What you are asked to do
Lines from the listing below that contain the string "vals" are to be reported.

Source material
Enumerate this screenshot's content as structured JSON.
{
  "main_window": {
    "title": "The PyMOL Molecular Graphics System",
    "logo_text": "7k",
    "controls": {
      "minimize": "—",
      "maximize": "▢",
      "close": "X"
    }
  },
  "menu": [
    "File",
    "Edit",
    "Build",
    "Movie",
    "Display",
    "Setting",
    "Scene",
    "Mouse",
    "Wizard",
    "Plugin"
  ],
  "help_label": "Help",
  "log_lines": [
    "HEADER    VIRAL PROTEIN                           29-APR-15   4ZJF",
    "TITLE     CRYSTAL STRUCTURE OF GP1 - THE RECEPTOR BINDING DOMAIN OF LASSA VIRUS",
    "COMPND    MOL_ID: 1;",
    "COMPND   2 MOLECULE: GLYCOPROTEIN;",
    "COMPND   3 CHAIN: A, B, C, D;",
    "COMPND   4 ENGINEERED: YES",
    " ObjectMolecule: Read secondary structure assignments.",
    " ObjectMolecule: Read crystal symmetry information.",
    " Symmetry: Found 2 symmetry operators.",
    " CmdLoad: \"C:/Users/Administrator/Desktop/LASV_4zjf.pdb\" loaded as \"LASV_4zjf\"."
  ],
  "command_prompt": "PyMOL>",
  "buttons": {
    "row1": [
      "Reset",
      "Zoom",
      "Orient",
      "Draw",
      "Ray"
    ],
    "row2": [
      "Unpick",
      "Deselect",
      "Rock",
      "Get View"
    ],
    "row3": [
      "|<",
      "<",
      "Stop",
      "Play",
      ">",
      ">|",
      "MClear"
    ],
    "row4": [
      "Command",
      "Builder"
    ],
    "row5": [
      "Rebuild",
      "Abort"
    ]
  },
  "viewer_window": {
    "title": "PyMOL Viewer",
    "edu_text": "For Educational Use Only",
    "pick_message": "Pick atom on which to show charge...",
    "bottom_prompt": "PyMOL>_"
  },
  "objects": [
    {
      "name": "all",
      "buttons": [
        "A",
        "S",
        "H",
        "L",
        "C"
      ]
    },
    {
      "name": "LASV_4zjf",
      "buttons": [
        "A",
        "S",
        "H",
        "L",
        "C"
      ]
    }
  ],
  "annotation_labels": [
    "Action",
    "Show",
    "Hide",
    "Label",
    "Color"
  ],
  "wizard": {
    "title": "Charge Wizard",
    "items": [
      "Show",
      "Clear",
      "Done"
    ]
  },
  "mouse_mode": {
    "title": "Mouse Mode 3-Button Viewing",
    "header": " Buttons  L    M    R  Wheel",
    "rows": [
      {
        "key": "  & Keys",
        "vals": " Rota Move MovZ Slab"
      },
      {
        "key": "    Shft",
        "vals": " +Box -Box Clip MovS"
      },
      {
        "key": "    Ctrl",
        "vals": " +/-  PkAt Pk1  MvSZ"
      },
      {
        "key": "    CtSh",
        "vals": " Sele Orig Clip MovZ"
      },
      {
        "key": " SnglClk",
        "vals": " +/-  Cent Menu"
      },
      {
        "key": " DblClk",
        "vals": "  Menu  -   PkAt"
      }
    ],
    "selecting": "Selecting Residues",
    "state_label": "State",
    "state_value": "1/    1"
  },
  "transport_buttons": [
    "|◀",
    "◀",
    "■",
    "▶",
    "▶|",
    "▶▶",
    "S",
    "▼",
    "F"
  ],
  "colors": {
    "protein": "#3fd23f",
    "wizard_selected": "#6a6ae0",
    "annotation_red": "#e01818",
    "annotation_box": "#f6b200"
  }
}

Answer to this problem
        "vals": " Rota Move MovZ Slab"
        "vals": " +Box -Box Clip MovS"
        "vals": " +/-  PkAt Pk1  MvSZ"
        "vals": " Sele Orig Clip MovZ"
        "vals": " +/-  Cent Menu"
        "vals": "  Menu  -   PkAt"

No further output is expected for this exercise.